Each year over 1,500 incoming UMBC students are required to attend a mandatory orientation that includes advising and registration. Without guidance counselors and parents, these students rely on faculty and staff to help plan their academic life for the next four years. However, many of these students experience poor general academic advisement during this period that may lead to challenges throughout their collegiate career and affect their progress toward graduation.
Orientation advising is conducted by a combination of university faculty, staff and graduate students who undergo “very robust training” on academic programs and policies. Professional advisors are present but limited, and departmental advisors are generally not involved.

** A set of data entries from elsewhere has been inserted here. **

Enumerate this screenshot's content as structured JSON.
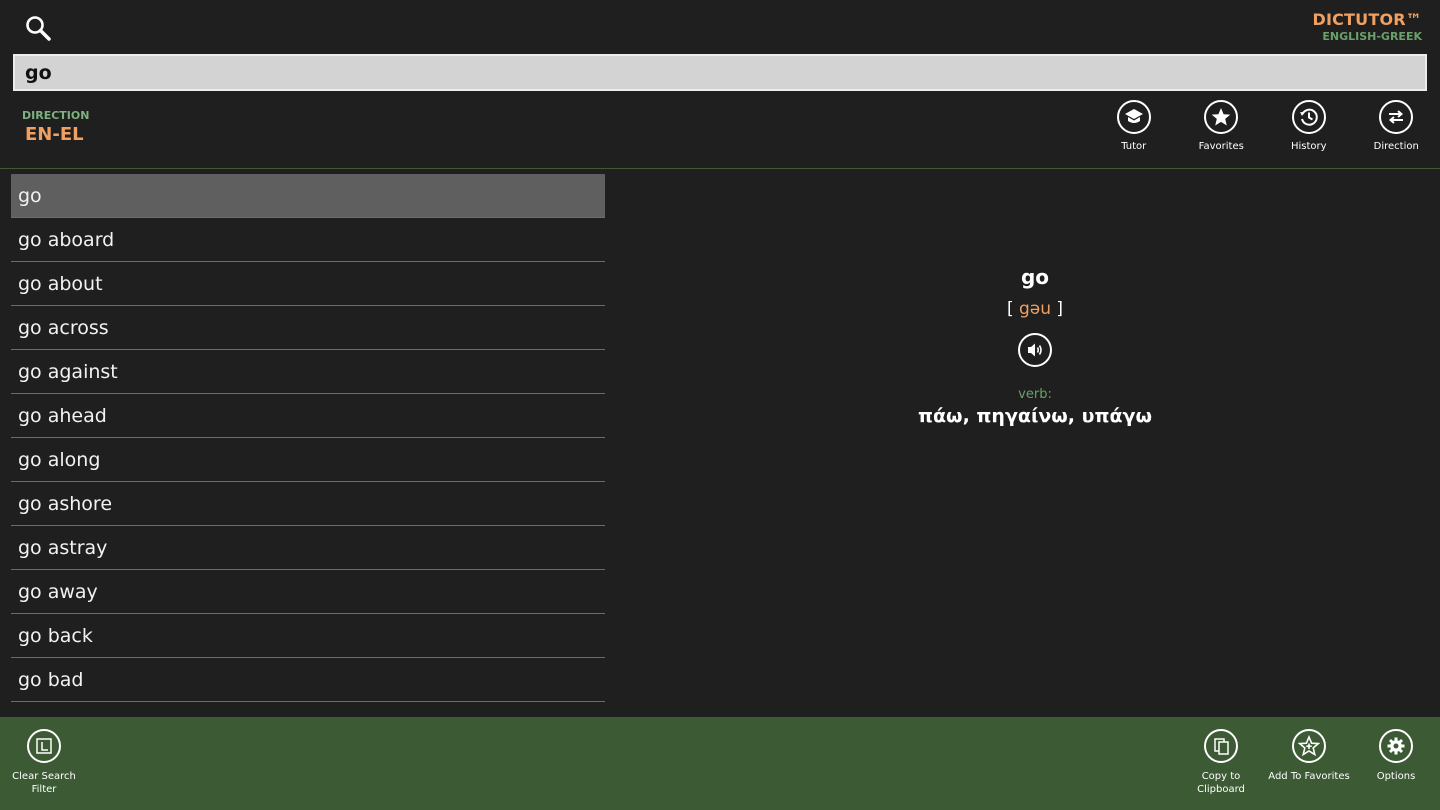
{
  "header": {
    "app_name": "DICTUTOR™",
    "app_subtitle": "ENGLISH-GREEK"
  },
  "search": {
    "value": "go",
    "icon": "search-icon"
  },
  "direction": {
    "label": "DIRECTION",
    "value": "EN-EL"
  },
  "toolbar": {
    "tutor": "Tutor",
    "favorites": "Favorites",
    "history": "History",
    "direction": "Direction"
  },
  "word_list": [
    "go",
    "go aboard",
    "go about",
    "go across",
    "go against",
    "go ahead",
    "go along",
    "go ashore",
    "go astray",
    "go away",
    "go back",
    "go bad"
  ],
  "selected_index": 0,
  "entry": {
    "word": "go",
    "bracket_open": "[",
    "phonetic": "gəu",
    "bracket_close": "]",
    "part_of_speech": "verb:",
    "translation": "πάω, πηγαίνω, υπάγω"
  },
  "bottom_bar": {
    "clear_filter": "Clear Search\nFilter",
    "copy": "Copy to\nClipboard",
    "add_favorites": "Add To Favorites",
    "options": "Options"
  },
  "colors": {
    "accent_orange": "#f0a060",
    "accent_green": "#6aa06a",
    "appbar_green": "#3c5a34",
    "background": "#1f1f1f"
  }
}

This may leave new students, especially transfers, lost when it comes to very specific major requirements and academic progression.
The lack of departmental advising at orientation is mostly out of the control of the advising department, as contracted faculty are generally neither required nor available during the summer when orientation occurs, according to Dr. Kenneth Baron, the Assistant Vice Provost for Academic Advising and Student Success.
For the advising department, orientation advising is designed to give a tentative general first-semester schedule. “We’re training graduate advisors to be master generalists,” said Baron, who speaks to “giving these grad students a chance.”
Online surveys conducted at the end of orientation advisement show that most students have positive experiences. Most negative comments run along the lines of full courses or conflicting schedule of classes, however many of these complaints occur during late registration in August, representing a “much different experience” than earlier orientation dates, according to Baron.
Transitioning from orientation to a permanent advisor is a vastly different process in which students encounter a multitude of problems adjusting to a major or professional path. The most common complaint following orientation advisement is that students are unaware of who their permanent advisor is and ultimately left to find one themselves.
”We know advising is not where it should be,” said Baron. The problem is large enough now that the provost appealed to Baron personally to create the Advising Task Force, which works to improve the advising experience for students. He acknowledges the process as “growing pains” of a newly founded university.
Issues are being addressed through the establishment and operation of multiple organizations including the Advising Task Force and the Student Administration Academic Advisory Committee. SAAAC’s agenda includes measurable and attainable goals and projects and works in conjunction with other UMBC committees. Some of these projects include advisor to advisee enhancements, new software and plugins for PeopleSoft, the current registration platform.
SAAAC and other committees are creating tools to streamline the process for current and future students, introducing applications that allow students and advisors to directly see and track the student’s progress. These include the “degree donut” located in the myUMBC user profile, which allows students to track their way to graduation and a new application called Degree Planner, created for the purpose of streamlining the advisor-advisee process.
With the technological advancements in operation, current students are still left with impersonal emails, faceless advisors and a lack of understanding the comprehensive balance between academic progression, personal life and career outlook.
Baron and the ATF have created a structured plan for improvement. The advising department will hopefully, in the future, take action to those points. This would call for professional advisors in every department, longer advising windows and an incentive career ladder for advisors who have displayed measurable success.
“It’s all about advanced communication, longer yield periods and getting the word out so that students can get in, get advised and graduate in a reasonable amount of time,” said Baron.
“Advising is a partnership at UMBC” is the message of the administration, but the advisor-advisee “partnership” is begging for improvement as students stumble towards graduating in a reasonable amount of time. Communication and cooperation between the student body and administration seem to be the only viable, immediate solutions to improving these relationships and minimizing the uphill battle to graduate.